As correspondent Bob Simon reports, Omar Khadr is the only person in modern history to be charged for war crimes he allegedly committed while a minor.
60 Minutes got a rare glimpse into a Guantanamo case -- one of the first that will be prosecuted. Consider this: is Omar Khadr a hardened terrorist -- a bad seed, or an obedient son, led astray by his family?
The U.S. accuses Omar Khadr of murdering an American soldier, conspiracy, spying and more, all done, they say, when he was just 15 years old. Khadr has been detained in Guantanamo Bay for five years, much of it in a maximum security prison, in a cell with no windows, awaiting a military trial. His lawyers say that due to his age when he was taken prisoner, he should have been considered a child soldier and shouldn't be there at all.
As is, the U.S. calls him an unlawful enemy combatant, a euphemism for terrorist. 60 Minutes was not allowed to speak to Omar Khadr. But Dennis Edney, one of his lawyers, has visited him in Guantanamo several times.
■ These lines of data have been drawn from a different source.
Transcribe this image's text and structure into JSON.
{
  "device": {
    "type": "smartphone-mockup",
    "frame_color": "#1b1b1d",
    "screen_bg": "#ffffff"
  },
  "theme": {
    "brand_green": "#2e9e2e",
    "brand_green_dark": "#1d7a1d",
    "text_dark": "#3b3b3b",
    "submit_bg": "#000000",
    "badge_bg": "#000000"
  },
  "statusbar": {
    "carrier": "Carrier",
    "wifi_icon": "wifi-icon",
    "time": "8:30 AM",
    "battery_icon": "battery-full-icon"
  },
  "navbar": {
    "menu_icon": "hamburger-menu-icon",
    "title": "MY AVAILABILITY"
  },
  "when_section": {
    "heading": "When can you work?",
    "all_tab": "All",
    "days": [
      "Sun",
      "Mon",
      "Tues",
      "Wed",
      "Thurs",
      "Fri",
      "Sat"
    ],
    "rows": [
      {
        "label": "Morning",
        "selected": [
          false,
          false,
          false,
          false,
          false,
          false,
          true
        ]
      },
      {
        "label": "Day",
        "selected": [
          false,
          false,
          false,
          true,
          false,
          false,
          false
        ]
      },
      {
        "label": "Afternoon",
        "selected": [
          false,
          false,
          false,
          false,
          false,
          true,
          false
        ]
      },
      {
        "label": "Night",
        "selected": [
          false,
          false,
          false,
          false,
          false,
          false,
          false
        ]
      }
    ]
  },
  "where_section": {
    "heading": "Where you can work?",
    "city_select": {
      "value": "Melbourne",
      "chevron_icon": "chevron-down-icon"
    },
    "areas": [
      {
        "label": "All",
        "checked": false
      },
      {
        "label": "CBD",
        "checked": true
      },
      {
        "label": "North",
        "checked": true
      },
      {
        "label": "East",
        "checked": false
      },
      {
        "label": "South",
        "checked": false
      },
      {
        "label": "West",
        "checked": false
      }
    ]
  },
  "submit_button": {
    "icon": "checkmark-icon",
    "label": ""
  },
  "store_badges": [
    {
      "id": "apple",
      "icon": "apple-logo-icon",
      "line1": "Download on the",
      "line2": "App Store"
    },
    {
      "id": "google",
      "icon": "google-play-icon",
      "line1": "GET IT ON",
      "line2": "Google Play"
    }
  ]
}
"He's been in confinement for five years. Think of that. Think of locking a dog in a cage for five years. That's what's happened to Omar Khadr," Edney tells Simon.
But Omar Khadr faces serious charges and, if convicted, could face up to life in prison. He was captured in eastern Afghanistan, a region notorious for harboring members of al Qaeda and the Taliban. In July 2002, U.S. Special Forces were patrolling the area when they got a tip that some al Qaeda members were holed up nearby.
Back then, Layne Morris was Sergeant Layne Morris. When his unit approached a walled compound, he says al Qaeda gunmen opened fire, killing Morris' interpreters.
"These guys just shot them point blank in the face," Morris says.
He says two interpreters were killed instantly. And then Sgt. Morris felt something hit his right eye.
"A piece of the hand grenade shrapnel cut the optic nerve," he says. "So I'm blind in one eye."
The fighting went on for hours. By the time it was over, the compound was completely destroyed by 500 pound bombs.
Morris didn't think anybody inside the compound could still be alive. "The assumption was that everybody's dead in there," he says.
But when soldiers went in, someone threw a hand grenade at them. One of the medics, Sergeant Christopher Speer, was killed. Then they found Omar Khadr, barely alive, lying in the rubble and blinded in one eye, just like Layne Morris.
"He's lucky," Morris says. "Because he killed one medic. The second medic saved his life."
Asked if the medic described the kid, Morris tells Simon, "All he said was, 'Man, we got up on that kid and he begged us to kill him.' He said 'Just kill me.'"
And he said it in perfect English.
The U.S. Department of Defense declined to give 60 Minutes an interview about the Khadr case, so Simon spoke to retired General John Altenburg, a lawyer who reviewed the initial evidence against Khadr and counseled the military to put him on trial for war crimes.
"I understand that the evidence reveals that a grenade was thrown over a wall, but that nobody saw him throw it," Simon remarks.
"I think it's fair to say that no person saw him actually throw the grenade," Altenburg replies.
So why the charges?
Says Altenburg, "Because there is circumstantial evidence that would indicate he was the one who threw the grenade."
Meaning no one else was found alive who could have thrown it.